• _WHAT NEEDS TO BE DONE_: Retype each entry below precisely as it reads.

• _INFORMATION SUPPLIED_:
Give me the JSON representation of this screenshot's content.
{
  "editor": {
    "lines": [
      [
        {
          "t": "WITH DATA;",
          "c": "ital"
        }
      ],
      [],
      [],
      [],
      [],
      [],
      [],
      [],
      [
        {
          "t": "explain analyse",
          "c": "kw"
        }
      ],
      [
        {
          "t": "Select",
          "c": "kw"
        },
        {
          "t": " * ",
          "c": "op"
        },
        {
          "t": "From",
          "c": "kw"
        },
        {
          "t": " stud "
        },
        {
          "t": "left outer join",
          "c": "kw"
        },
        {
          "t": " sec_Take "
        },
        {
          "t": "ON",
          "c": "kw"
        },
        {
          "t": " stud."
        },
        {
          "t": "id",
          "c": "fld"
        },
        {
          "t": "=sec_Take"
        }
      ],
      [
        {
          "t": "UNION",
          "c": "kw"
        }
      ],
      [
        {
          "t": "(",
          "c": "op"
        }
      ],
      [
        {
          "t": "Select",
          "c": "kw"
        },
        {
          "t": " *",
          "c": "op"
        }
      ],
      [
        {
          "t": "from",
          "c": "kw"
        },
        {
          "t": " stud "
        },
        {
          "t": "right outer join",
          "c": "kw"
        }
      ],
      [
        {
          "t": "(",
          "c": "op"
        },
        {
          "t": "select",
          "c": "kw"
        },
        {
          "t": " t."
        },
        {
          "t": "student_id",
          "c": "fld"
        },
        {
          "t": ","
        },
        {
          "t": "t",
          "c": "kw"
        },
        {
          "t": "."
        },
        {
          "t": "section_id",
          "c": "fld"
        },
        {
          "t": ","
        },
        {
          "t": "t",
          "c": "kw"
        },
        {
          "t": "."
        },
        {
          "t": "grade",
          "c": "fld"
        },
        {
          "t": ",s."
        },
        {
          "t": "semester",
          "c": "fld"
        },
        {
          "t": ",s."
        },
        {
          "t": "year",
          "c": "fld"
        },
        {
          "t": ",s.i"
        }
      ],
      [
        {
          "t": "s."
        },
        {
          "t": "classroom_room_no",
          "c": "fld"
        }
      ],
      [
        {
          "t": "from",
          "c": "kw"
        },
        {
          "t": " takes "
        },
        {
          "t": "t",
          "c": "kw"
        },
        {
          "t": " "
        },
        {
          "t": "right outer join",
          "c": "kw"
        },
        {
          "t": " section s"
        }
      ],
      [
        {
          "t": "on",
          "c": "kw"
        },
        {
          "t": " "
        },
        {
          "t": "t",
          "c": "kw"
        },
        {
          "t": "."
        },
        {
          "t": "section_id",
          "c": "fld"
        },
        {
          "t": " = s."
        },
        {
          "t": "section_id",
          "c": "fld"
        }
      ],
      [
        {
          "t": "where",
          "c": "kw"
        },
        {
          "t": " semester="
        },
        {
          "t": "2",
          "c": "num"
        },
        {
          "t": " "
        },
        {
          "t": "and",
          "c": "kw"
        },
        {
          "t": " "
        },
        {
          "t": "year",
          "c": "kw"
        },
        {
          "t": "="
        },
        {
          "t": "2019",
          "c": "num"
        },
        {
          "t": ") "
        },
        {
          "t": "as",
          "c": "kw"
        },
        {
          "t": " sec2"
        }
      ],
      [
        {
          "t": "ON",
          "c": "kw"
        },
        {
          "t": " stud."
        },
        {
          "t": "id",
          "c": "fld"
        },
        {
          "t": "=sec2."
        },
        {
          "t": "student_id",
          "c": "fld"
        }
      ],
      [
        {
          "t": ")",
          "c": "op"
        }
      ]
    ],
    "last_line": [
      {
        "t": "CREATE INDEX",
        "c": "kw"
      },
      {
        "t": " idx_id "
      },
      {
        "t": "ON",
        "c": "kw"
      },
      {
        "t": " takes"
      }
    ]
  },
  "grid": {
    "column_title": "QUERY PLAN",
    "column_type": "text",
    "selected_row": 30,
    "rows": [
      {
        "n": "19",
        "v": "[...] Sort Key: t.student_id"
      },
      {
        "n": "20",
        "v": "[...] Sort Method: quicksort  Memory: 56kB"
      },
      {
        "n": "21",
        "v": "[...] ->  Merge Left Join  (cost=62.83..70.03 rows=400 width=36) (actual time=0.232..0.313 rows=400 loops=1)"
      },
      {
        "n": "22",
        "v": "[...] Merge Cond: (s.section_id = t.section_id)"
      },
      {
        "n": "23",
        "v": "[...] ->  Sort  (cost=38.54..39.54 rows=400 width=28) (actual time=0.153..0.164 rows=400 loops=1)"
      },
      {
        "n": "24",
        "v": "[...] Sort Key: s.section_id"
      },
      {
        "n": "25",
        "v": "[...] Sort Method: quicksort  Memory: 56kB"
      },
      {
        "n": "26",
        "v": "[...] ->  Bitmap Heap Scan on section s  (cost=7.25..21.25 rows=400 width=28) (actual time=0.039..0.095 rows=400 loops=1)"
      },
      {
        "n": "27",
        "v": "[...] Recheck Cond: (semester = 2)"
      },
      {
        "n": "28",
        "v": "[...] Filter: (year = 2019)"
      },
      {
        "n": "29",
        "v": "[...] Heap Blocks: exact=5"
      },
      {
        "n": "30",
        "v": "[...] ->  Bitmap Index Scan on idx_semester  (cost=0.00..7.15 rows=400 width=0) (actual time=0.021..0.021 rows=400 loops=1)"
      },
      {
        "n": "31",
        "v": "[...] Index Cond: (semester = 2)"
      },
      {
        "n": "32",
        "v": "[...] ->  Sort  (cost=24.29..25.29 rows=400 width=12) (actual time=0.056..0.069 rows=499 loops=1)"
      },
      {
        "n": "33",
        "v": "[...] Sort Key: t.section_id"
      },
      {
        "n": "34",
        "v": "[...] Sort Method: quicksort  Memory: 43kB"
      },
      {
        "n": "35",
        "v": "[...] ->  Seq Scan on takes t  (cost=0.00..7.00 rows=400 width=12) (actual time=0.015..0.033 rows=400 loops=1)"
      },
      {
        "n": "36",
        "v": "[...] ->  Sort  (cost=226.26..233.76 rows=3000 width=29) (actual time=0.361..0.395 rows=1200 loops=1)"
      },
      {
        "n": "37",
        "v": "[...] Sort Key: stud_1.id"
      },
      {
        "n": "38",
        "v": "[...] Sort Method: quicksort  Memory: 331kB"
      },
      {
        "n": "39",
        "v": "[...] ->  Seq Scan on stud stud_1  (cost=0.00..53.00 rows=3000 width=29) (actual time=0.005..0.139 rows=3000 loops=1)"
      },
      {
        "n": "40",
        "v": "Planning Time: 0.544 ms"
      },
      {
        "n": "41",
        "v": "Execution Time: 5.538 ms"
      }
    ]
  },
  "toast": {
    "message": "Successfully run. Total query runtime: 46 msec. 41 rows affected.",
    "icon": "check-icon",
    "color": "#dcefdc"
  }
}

• _REPLY_:
Give me the JSON representation of this screenshot's content.
{
  "editor": {
    "lines": [
      [
        {
          "t": "WITH DATA;",
          "c": "ital"
        }
      ],
      [],
      [],
      [],
      [],
      [],
      [],
      [],
      [
        {
          "t": "explain analyse",
          "c": "kw"
        }
      ],
      [
        {
          "t": "Select",
          "c": "kw"
        },
        {
          "t": " * ",
          "c": "op"
        },
        {
          "t": "From",
          "c": "kw"
        },
        {
          "t": " stud "
        },
        {
          "t": "left outer join",
          "c": "kw"
        },
        {
          "t": " sec_Take "
        },
        {
          "t": "ON",
          "c": "kw"
        },
        {
          "t": " stud."
        },
        {
          "t": "id",
          "c": "fld"
        },
        {
          "t": "=sec_Take"
        }
      ],
      [
        {
          "t": "UNION",
          "c": "kw"
        }
      ],
      [
        {
          "t": "(",
          "c": "op"
        }
      ],
      [
        {
          "t": "Select",
          "c": "kw"
        },
        {
          "t": " *",
          "c": "op"
        }
      ],
      [
        {
          "t": "from",
          "c": "kw"
        },
        {
          "t": " stud "
        },
        {
          "t": "right outer join",
          "c": "kw"
        }
      ],
      [
        {
          "t": "(",
          "c": "op"
        },
        {
          "t": "select",
          "c": "kw"
        },
        {
          "t": " t."
        },
        {
          "t": "student_id",
          "c": "fld"
        },
        {
          "t": ","
        },
        {
          "t": "t",
          "c": "kw"
        },
        {
          "t": "."
        },
        {
          "t": "section_id",
          "c": "fld"
        },
        {
          "t": ","
        },
        {
          "t": "t",
          "c": "kw"
        },
        {
          "t": "."
        },
        {
          "t": "grade",
          "c": "fld"
        },
        {
          "t": ",s."
        },
        {
          "t": "semester",
          "c": "fld"
        },
        {
          "t": ",s."
        },
        {
          "t": "year",
          "c": "fld"
        },
        {
          "t": ",s.i"
        }
      ],
      [
        {
          "t": "s."
        },
        {
          "t": "classroom_room_no",
          "c": "fld"
        }
      ],
      [
        {
          "t": "from",
          "c": "kw"
        },
        {
          "t": " takes "
        },
        {
          "t": "t",
          "c": "kw"
        },
        {
          "t": " "
        },
        {
          "t": "right outer join",
          "c": "kw"
        },
        {
          "t": " section s"
        }
      ],
      [
        {
          "t": "on",
          "c": "kw"
        },
        {
          "t": " "
        },
        {
          "t": "t",
          "c": "kw"
        },
        {
          "t": "."
        },
        {
          "t": "section_id",
          "c": "fld"
        },
        {
          "t": " = s."
        },
        {
          "t": "section_id",
          "c": "fld"
        }
      ],
      [
        {
          "t": "where",
          "c": "kw"
        },
        {
          "t": " semester="
        },
        {
          "t": "2",
          "c": "num"
        },
        {
          "t": " "
        },
        {
          "t": "and",
          "c": "kw"
        },
        {
          "t": " "
        },
        {
          "t": "year",
          "c": "kw"
        },
        {
          "t": "="
        },
        {
          "t": "2019",
          "c": "num"
        },
        {
          "t": ") "
        },
        {
          "t": "as",
          "c": "kw"
        },
        {
          "t": " sec2"
        }
      ],
      [
        {
          "t": "ON",
          "c": "kw"
        },
        {
          "t": " stud."
        },
        {
          "t": "id",
          "c": "fld"
        },
        {
          "t": "=sec2."
        },
        {
          "t": "student_id",
          "c": "fld"
        }
      ],
      [
        {
          "t": ")",
          "c": "op"
        }
      ]
    ],
    "last_line": [
      {
        "t": "CREATE INDEX",
        "c": "kw"
      },
      {
        "t": " idx_id "
      },
      {
        "t": "ON",
        "c": "kw"
      },
      {
        "t": " takes"
      }
    ]
  },
  "grid": {
    "column_title": "QUERY PLAN",
    "column_type": "text",
    "selected_row": 30,
    "rows": [
      {
        "n": "19",
        "v": "[...] Sort Key: t.student_id"
      },
      {
        "n": "20",
        "v": "[...] Sort Method: quicksort  Memory: 56kB"
      },
      {
        "n": "21",
        "v": "[...] ->  Merge Left Join  (cost=62.83..70.03 rows=400 width=36) (actual time=0.232..0.313 rows=400 loops=1)"
      },
      {
        "n": "22",
        "v": "[...] Merge Cond: (s.section_id = t.section_id)"
      },
      {
        "n": "23",
        "v": "[...] ->  Sort  (cost=38.54..39.54 rows=400 width=28) (actual time=0.153..0.164 rows=400 loops=1)"
      },
      {
        "n": "24",
        "v": "[...] Sort Key: s.section_id"
      },
      {
        "n": "25",
        "v": "[...] Sort Method: quicksort  Memory: 56kB"
      },
      {
        "n": "26",
        "v": "[...] ->  Bitmap Heap Scan on section s  (cost=7.25..21.25 rows=400 width=28) (actual time=0.039..0.095 rows=400 loops=1)"
      },
      {
        "n": "27",
        "v": "[...] Recheck Cond: (semester = 2)"
      },
      {
        "n": "28",
        "v": "[...] Filter: (year = 2019)"
      },
      {
        "n": "29",
        "v": "[...] Heap Blocks: exact=5"
      },
      {
        "n": "30",
        "v": "[...] ->  Bitmap Index Scan on idx_semester  (cost=0.00..7.15 rows=400 width=0) (actual time=0.021..0.021 rows=400 loops=1)"
      },
      {
        "n": "31",
        "v": "[...] Index Cond: (semester = 2)"
      },
      {
        "n": "32",
        "v": "[...] ->  Sort  (cost=24.29..25.29 rows=400 width=12) (actual time=0.056..0.069 rows=499 loops=1)"
      },
      {
        "n": "33",
        "v": "[...] Sort Key: t.section_id"
      },
      {
        "n": "34",
        "v": "[...] Sort Method: quicksort  Memory: 43kB"
      },
      {
        "n": "35",
        "v": "[...] ->  Seq Scan on takes t  (cost=0.00..7.00 rows=400 width=12) (actual time=0.015..0.033 rows=400 loops=1)"
      },
      {
        "n": "36",
        "v": "[...] ->  Sort  (cost=226.26..233.76 rows=3000 width=29) (actual time=0.361..0.395 rows=1200 loops=1)"
      },
      {
        "n": "37",
        "v": "[...] Sort Key: stud_1.id"
      },
      {
        "n": "38",
        "v": "[...] Sort Method: quicksort  Memory: 331kB"
      },
      {
        "n": "39",
        "v": "[...] ->  Seq Scan on stud stud_1  (cost=0.00..53.00 rows=3000 width=29) (actual time=0.005..0.139 rows=3000 loops=1)"
      },
      {
        "n": "40",
        "v": "Planning Time: 0.544 ms"
      },
      {
        "n": "41",
        "v": "Execution Time: 5.538 ms"
      }
    ]
  },
  "toast": {
    "message": "Successfully run. Total query runtime: 46 msec. 41 rows affected.",
    "icon": "check-icon",
    "color": "#dcefdc"
  }
}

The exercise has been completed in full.